*** Opening RECORDS FOR THIS TASK ***
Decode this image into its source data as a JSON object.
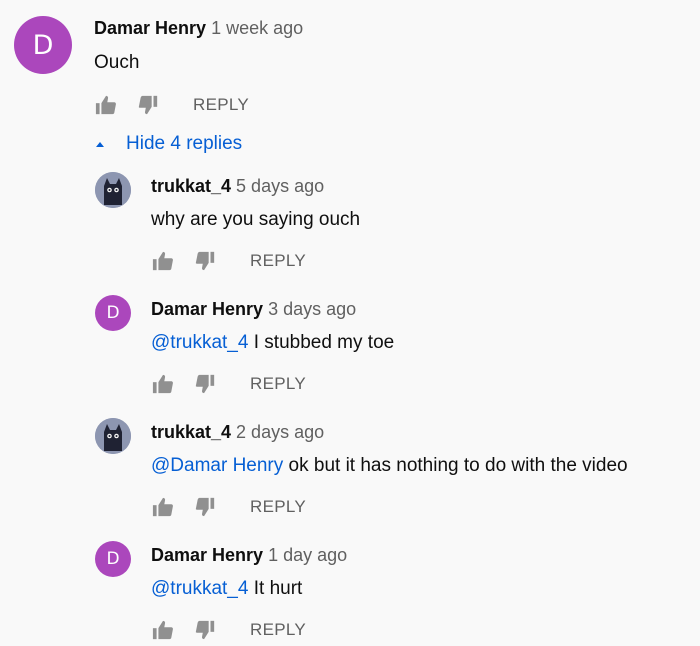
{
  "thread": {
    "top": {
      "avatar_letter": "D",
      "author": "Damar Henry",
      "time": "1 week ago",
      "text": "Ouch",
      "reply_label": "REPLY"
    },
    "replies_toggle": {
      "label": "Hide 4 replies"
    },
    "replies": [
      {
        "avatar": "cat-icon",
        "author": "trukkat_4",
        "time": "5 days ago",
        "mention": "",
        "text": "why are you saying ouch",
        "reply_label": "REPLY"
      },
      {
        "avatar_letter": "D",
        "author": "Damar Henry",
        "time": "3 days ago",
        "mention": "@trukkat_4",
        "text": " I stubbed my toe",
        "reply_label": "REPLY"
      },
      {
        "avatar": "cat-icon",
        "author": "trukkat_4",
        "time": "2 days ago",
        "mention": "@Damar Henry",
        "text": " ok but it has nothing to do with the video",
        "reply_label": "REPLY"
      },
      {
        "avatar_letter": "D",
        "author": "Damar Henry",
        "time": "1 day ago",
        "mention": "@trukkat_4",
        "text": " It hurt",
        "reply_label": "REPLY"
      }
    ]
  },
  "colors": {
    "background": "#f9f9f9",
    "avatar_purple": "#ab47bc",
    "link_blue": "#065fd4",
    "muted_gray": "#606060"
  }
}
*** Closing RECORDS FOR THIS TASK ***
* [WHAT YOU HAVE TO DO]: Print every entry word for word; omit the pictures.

* [EXERCISE SOLUTION]:
Decode this image into its source data as a JSON object.
{
  "thread": {
    "top": {
      "avatar_letter": "D",
      "author": "Damar Henry",
      "time": "1 week ago",
      "text": "Ouch",
      "reply_label": "REPLY"
    },
    "replies_toggle": {
      "label": "Hide 4 replies"
    },
    "replies": [
      {
        "avatar": "cat-icon",
        "author": "trukkat_4",
        "time": "5 days ago",
        "mention": "",
        "text": "why are you saying ouch",
        "reply_label": "REPLY"
      },
      {
        "avatar_letter": "D",
        "author": "Damar Henry",
        "time": "3 days ago",
        "mention": "@trukkat_4",
        "text": " I stubbed my toe",
        "reply_label": "REPLY"
      },
      {
        "avatar": "cat-icon",
        "author": "trukkat_4",
        "time": "2 days ago",
        "mention": "@Damar Henry",
        "text": " ok but it has nothing to do with the video",
        "reply_label": "REPLY"
      },
      {
        "avatar_letter": "D",
        "author": "Damar Henry",
        "time": "1 day ago",
        "mention": "@trukkat_4",
        "text": " It hurt",
        "reply_label": "REPLY"
      }
    ]
  },
  "colors": {
    "background": "#f9f9f9",
    "avatar_purple": "#ab47bc",
    "link_blue": "#065fd4",
    "muted_gray": "#606060"
  }
}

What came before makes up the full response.